- **What the task asks**
Each entry below should be written out exactly as it is, with no pictures.

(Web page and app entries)

○ ○ ○ ○ ○

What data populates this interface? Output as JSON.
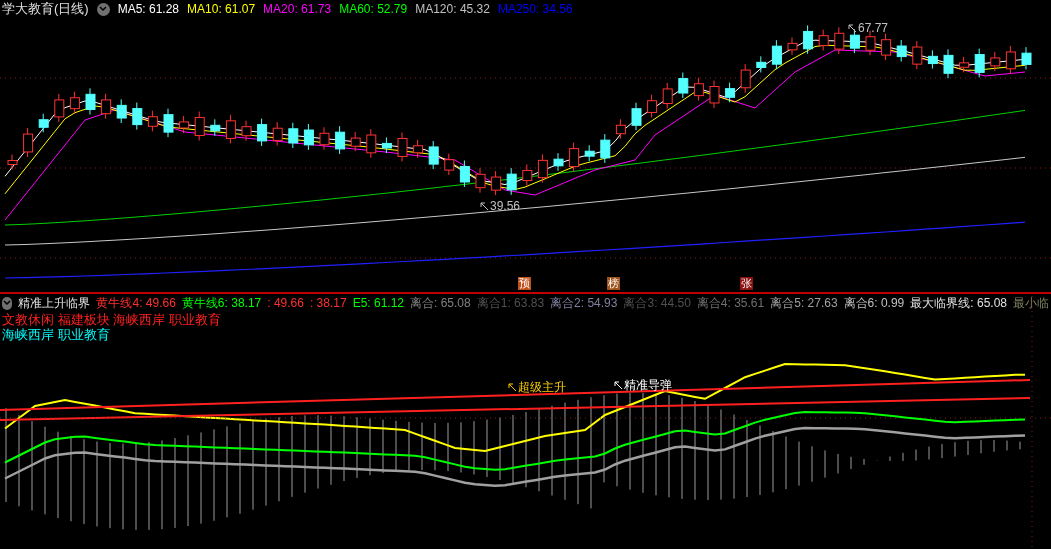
{
  "header": {
    "title": "学大教育(日线)",
    "ma_legend": [
      {
        "label": "MA5: 61.28",
        "color": "#ffffff"
      },
      {
        "label": "MA10: 61.07",
        "color": "#ffff00"
      },
      {
        "label": "MA20: 61.73",
        "color": "#ff00ff"
      },
      {
        "label": "MA60: 52.79",
        "color": "#00ff00"
      },
      {
        "label": "MA120: 45.32",
        "color": "#c0c0c0"
      },
      {
        "label": "MA250: 34.56",
        "color": "#0000ff"
      }
    ]
  },
  "main_chart": {
    "high_label": "67.77",
    "low_label": "39.56",
    "markers": [
      {
        "label": "预",
        "color": "#c0501a"
      },
      {
        "label": "榜",
        "color": "#a0521a"
      },
      {
        "label": "张",
        "color": "#8b1010"
      }
    ]
  },
  "indicator": {
    "name": "精准上升临界",
    "legend": [
      {
        "label": "黄牛线4: 49.66",
        "color": "#ff3030"
      },
      {
        "label": "黄牛线6: 38.17",
        "color": "#00ff00"
      },
      {
        "label": ": 49.66",
        "color": "#ff3030"
      },
      {
        "label": ": 38.17",
        "color": "#ff3030"
      },
      {
        "label": "E5: 61.12",
        "color": "#00ff00"
      },
      {
        "label": "离合: 65.08",
        "color": "#808080"
      },
      {
        "label": "离合1: 63.83",
        "color": "#505050"
      },
      {
        "label": "离合2: 54.93",
        "color": "#8080a0"
      },
      {
        "label": "离合3: 44.50",
        "color": "#505050"
      },
      {
        "label": "离合4: 35.61",
        "color": "#707070"
      },
      {
        "label": "离合5: 27.63",
        "color": "#a0a0a0"
      },
      {
        "label": "离合6: 0.99",
        "color": "#c0c0c0"
      },
      {
        "label": "最大临界线: 65.08",
        "color": "#e0e0e0"
      },
      {
        "label": "最小临",
        "color": "#808060"
      }
    ],
    "tags": [
      {
        "label": "文教休闲 福建板块 海峡西岸 职业教育",
        "color": "#ff2020"
      },
      {
        "label": "海峡西岸 职业教育",
        "color": "#00ffff"
      }
    ],
    "signals": [
      "超级主升",
      "精准导弹"
    ]
  }
}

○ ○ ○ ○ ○

- **Response to this task**
What data populates this interface? Output as JSON.
{
  "header": {
    "title": "学大教育(日线)",
    "ma_legend": [
      {
        "label": "MA5: 61.28",
        "color": "#ffffff"
      },
      {
        "label": "MA10: 61.07",
        "color": "#ffff00"
      },
      {
        "label": "MA20: 61.73",
        "color": "#ff00ff"
      },
      {
        "label": "MA60: 52.79",
        "color": "#00ff00"
      },
      {
        "label": "MA120: 45.32",
        "color": "#c0c0c0"
      },
      {
        "label": "MA250: 34.56",
        "color": "#0000ff"
      }
    ]
  },
  "main_chart": {
    "high_label": "67.77",
    "low_label": "39.56",
    "markers": [
      {
        "label": "预",
        "color": "#c0501a"
      },
      {
        "label": "榜",
        "color": "#a0521a"
      },
      {
        "label": "张",
        "color": "#8b1010"
      }
    ]
  },
  "indicator": {
    "name": "精准上升临界",
    "legend": [
      {
        "label": "黄牛线4: 49.66",
        "color": "#ff3030"
      },
      {
        "label": "黄牛线6: 38.17",
        "color": "#00ff00"
      },
      {
        "label": ": 49.66",
        "color": "#ff3030"
      },
      {
        "label": ": 38.17",
        "color": "#ff3030"
      },
      {
        "label": "E5: 61.12",
        "color": "#00ff00"
      },
      {
        "label": "离合: 65.08",
        "color": "#808080"
      },
      {
        "label": "离合1: 63.83",
        "color": "#505050"
      },
      {
        "label": "离合2: 54.93",
        "color": "#8080a0"
      },
      {
        "label": "离合3: 44.50",
        "color": "#505050"
      },
      {
        "label": "离合4: 35.61",
        "color": "#707070"
      },
      {
        "label": "离合5: 27.63",
        "color": "#a0a0a0"
      },
      {
        "label": "离合6: 0.99",
        "color": "#c0c0c0"
      },
      {
        "label": "最大临界线: 65.08",
        "color": "#e0e0e0"
      },
      {
        "label": "最小临",
        "color": "#808060"
      }
    ],
    "tags": [
      {
        "label": "文教休闲 福建板块 海峡西岸 职业教育",
        "color": "#ff2020"
      },
      {
        "label": "海峡西岸 职业教育",
        "color": "#00ffff"
      }
    ],
    "signals": [
      "超级主升",
      "精准导弹"
    ]
  }
}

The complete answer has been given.